A little over 62% of the country has had shots in order to be eligible for a vaccination certificate. To prevent an epidemic of infections, the government is aiming for a minimum of 75% vaccination rate in fall.
COPENHAGEN (Danish) — After a successful pop-up in a supermarket, Danish health officials have announced that they will offer vaccinations at cultural events.
Niels Sandoe, National Board of Health, stated that “there are still a lot of young people between 20 and 34 who have not been vaccinated.”
He described it as “incredibly positive” that 386 people were vaccinated at supermarkets on Saturday. He also said it “shows there are still citizens who want vaccinated when they get a local offer.”
The next pop up vaccination will be held at the SPOT festival for Danish and Nordic music on September 17.
More than 80% have been fully vaccinated since they were above 12 years old. Sandoe stated that Denmark can reach its goal of 90% vaccinations by October 1.
LONDON — A panel of experts recommended that the U.K. offer a third dose COVID-19 vaccine for everyone over 50 to protect against coronavirus.
As Prime Minister Boris Johnson was about to announce his new plan for fighting the pandemic, the Joint Committee on Vaccination and Immunization made its recommendation.
The World Health Organization asked rich countries to hold off on giving booster shots until at least 40% of their population has been vaccinated.
According to the JCVI, booster shots are needed to protect vulnerable individuals against COVID-19. Studies have shown that vaccine immunity slowly erodes over time.
THE HAGUE (Netherlands) — A Dutch medical advisory body has ruled that people with compromised immune systems should receive coronavirus vaccine booster shots “with high priority”.
According to the Health Council of the Netherlands, booster shots are not necessary for the Dutch population. It does however recommend that preparations be made to administer a booster shot to anyone who becomes aware of the decline in vaccine effectiveness in serious illnesses prevention.
According to the council, while some COVID-19 vaccinations have been less effective in fighting infection over time, they still protect against serious illnesses.
Sixty-two percent of the Dutch population, which is 17.5 million people, has been fully immunized.

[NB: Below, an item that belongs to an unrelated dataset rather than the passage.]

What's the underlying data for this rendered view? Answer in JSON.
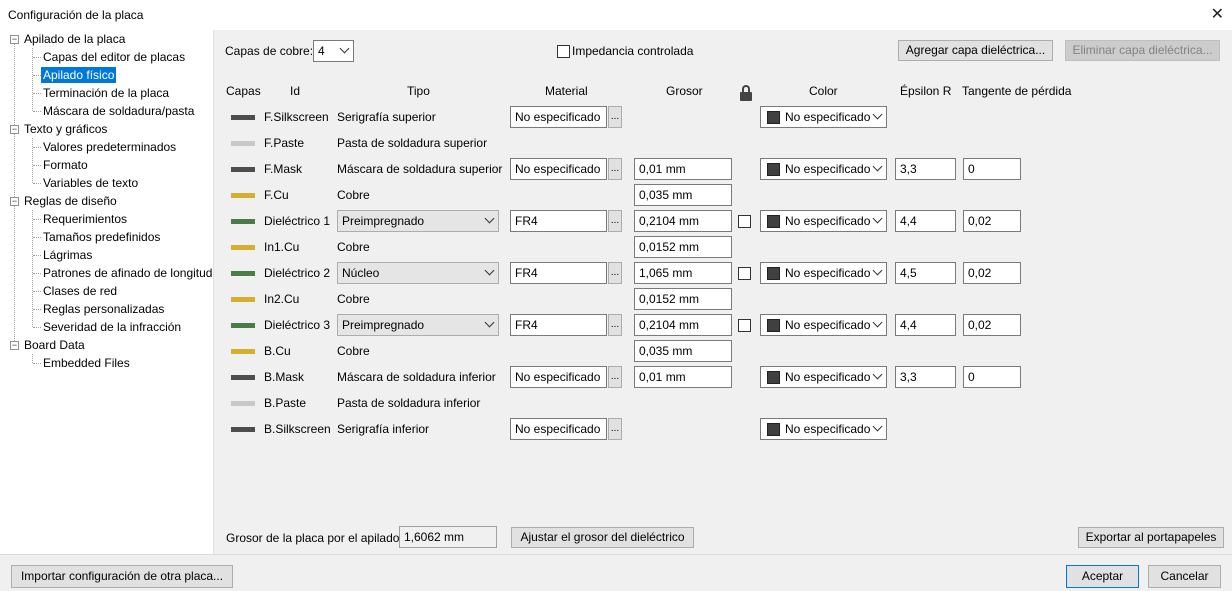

This is 77% of the adult population.
ISLAMABAD — Pakistan’s Planning Minister warns that those who have not been vaccinated will be barred from working in offices after the month.
Asad Umar, a television broadcaster, stated Tuesday that unvaccinated persons can’t go to shopping malls or use public transport after Sept. 30.
Umar also requested that people keep their social distance. He made these comments hours after Pakistan reported a decline in coronavirus cases.
Umar claims that 52% of Pakistan’s adult population, Islamabad, was vaccinated. To avoid COVID-19-related restrictions and lockdowns, Umar suggests that other cities vaccinate at most 40% of their eligible residents.
Pakistan has reported nearly 27,000 deaths and 1.2 million cases.
BEIJING — Coronavirus cases have risen in a second city in southeast China, following a Delta variant outbreak that began late last week.
According to the National Health Commission, 59 cases were identified within the last 24 hours. This is more than double the number of cases that had been reported previously, which brings the total to 102. All of them are located in Fujian, China’s east coast.
In the last two days, 33 cases have been confirmed by Xiamen, a port city. Another 59 cases were confirmed in Putian, which is located about 150 km (90 miles) north of the coast where the outbreak was first discovered.
Xiamen closed down the affected areas, shut down entertainment and fitness venues, and cancelled group activities for the Mid-Autumn Festival holiday. The suspension of long-distance bus services to other parts in the province is effective immediately.
China has made a significant impact on the spread of coronavirus. However, there have been occasional outbreaks. In July and August, a delta variant virus outbreak spread to many provinces, prompting concern about contagious variants.